Kore-eda started on television, as an assistant director and as a documentary filmmaker. In 1998 he achieved a certain echo with his second feature, After Life, but it was Nobody Knows – Best Actor Award at Cannes in 2004 – with which international critics highlighted his talent thanks to that tremendous story of brothers who took care of themselves for the constant maternal absence. In 2008 he directed Still Walking, the film closest to his life, inspired by the death of his mother, which happened three years earlier, and by the figure of his paternal grandfather, a doctor who tried to convince him during his childhood to dedicate himself to same profession. “The family can be heavy, but when you lose it you miss it,” he said then, and he assured, when asked about the influence of Yasujiro Ozu in his cinema: “I escape from sentimentality by not showing gestures or emotions of the characters like him. Ozu I love it, I understand that people see influences, but there is no conscious intention. I think we are both very interested in the stories of children who do not meet the expectations of parents, and how we fit human beings into the society”.

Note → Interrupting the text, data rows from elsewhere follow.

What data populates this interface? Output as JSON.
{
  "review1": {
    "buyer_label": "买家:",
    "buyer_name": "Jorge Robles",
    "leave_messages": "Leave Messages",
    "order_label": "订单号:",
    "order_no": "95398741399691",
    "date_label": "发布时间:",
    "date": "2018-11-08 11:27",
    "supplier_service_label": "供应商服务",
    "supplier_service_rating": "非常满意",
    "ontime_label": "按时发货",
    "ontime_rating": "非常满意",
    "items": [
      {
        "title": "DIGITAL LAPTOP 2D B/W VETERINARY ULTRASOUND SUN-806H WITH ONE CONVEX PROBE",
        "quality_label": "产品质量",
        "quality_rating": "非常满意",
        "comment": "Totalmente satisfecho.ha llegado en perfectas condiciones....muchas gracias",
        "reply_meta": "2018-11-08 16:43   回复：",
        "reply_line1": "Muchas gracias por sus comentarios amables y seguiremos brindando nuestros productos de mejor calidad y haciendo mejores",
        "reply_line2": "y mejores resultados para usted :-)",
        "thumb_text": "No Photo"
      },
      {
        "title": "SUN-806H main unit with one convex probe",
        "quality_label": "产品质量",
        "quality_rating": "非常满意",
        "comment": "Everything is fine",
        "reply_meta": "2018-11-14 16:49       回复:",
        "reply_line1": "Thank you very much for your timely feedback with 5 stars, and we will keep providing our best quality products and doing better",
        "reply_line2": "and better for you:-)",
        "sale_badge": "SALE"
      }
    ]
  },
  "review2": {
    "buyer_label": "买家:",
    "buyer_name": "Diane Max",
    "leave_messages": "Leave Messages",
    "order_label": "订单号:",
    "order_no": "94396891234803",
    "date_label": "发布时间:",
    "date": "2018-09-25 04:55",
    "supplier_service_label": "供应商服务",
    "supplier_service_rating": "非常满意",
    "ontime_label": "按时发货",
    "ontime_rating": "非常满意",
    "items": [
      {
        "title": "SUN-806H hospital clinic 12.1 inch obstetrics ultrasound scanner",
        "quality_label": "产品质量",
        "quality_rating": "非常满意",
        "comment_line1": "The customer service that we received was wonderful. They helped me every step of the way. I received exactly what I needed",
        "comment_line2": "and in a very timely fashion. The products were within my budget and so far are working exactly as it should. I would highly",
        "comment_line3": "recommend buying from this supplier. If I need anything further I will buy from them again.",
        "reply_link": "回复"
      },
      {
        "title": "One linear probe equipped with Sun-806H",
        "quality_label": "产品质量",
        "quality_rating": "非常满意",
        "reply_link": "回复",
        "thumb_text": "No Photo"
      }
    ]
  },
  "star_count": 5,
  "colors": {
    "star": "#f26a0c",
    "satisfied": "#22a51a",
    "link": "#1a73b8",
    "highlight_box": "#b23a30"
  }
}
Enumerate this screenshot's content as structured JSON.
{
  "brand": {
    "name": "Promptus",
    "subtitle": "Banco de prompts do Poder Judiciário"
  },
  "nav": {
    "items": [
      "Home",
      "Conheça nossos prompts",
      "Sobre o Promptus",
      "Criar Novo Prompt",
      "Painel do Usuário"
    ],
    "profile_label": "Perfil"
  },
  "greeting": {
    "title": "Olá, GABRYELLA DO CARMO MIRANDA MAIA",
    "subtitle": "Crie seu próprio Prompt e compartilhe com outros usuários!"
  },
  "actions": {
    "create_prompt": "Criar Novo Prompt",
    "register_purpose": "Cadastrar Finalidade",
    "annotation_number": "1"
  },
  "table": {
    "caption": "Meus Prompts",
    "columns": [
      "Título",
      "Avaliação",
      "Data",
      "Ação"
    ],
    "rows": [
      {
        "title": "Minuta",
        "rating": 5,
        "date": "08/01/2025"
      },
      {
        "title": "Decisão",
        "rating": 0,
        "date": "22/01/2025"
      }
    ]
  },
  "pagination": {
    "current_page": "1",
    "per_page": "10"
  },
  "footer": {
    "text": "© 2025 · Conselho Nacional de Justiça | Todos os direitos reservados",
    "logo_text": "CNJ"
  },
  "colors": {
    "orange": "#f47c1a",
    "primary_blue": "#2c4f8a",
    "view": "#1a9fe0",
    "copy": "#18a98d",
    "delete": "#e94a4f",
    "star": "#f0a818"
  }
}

In 2013 with Of such a father, such a son began to investigate fatherhood, pushed by his own, which came to him just before the premiere of Kiseki (2011). “I still learn as a father, my daughter is young, and that is clearly reflected in the main protagonist, someone who reacts to what happens to him, who is behind the events,” he assured at the premiere of De tal padre, tal son. “It is a feeling that I live in daily life, and that I wanted to reflect on the screen. And yes, now the point of view of my camera is that of the parent, when before it was the children who starred in my scripts.” In that movie, the Shoplifters germ was probably already there, because Kore-eda’s reflection on the possibility that the emotional family matters more than the biological family began. “I don’t want anyone to take my option as the only answer. My intention was to speak of blood against time ”, counted then.

Yesterday, in the Cannes press room, after achieving La Palma with a film starring a family that has been formed by abandoned people who initially find their salvation plan in that nucleus, he said: “For me, the family works when you have the desire to share time. And yes, sometimes a bond can be created that surpasses the biological one. ” Shoplifters – a reference to the small thefts they make in that family to survive – contains some detail of Kore-eda’s own life: “I also had a treasure box in my childhood, my private space in the small flat in Tokyo in we lived. But luckily we never shoplifted. ” After works like Milagro (2011), the aforementioned Of such a father, such a son, Our little sister (2015) and After the storm (2016), last year he directed a thriller, The third murder, with which he pointed to a change. “I have decided to close a cycle,” he said at the Venice festival. In vain. He has returned to his films “with different characters of different ages to radiograph all generations”, he has recovered the children, whom he never teaches the scripts, but whispers their sentences just before shouting action so that they “enjoy of acting. ” Kore-eda has returned to Kore-eda. As he said last night: “I am inspired by my feelings, there is no more powerful engine.”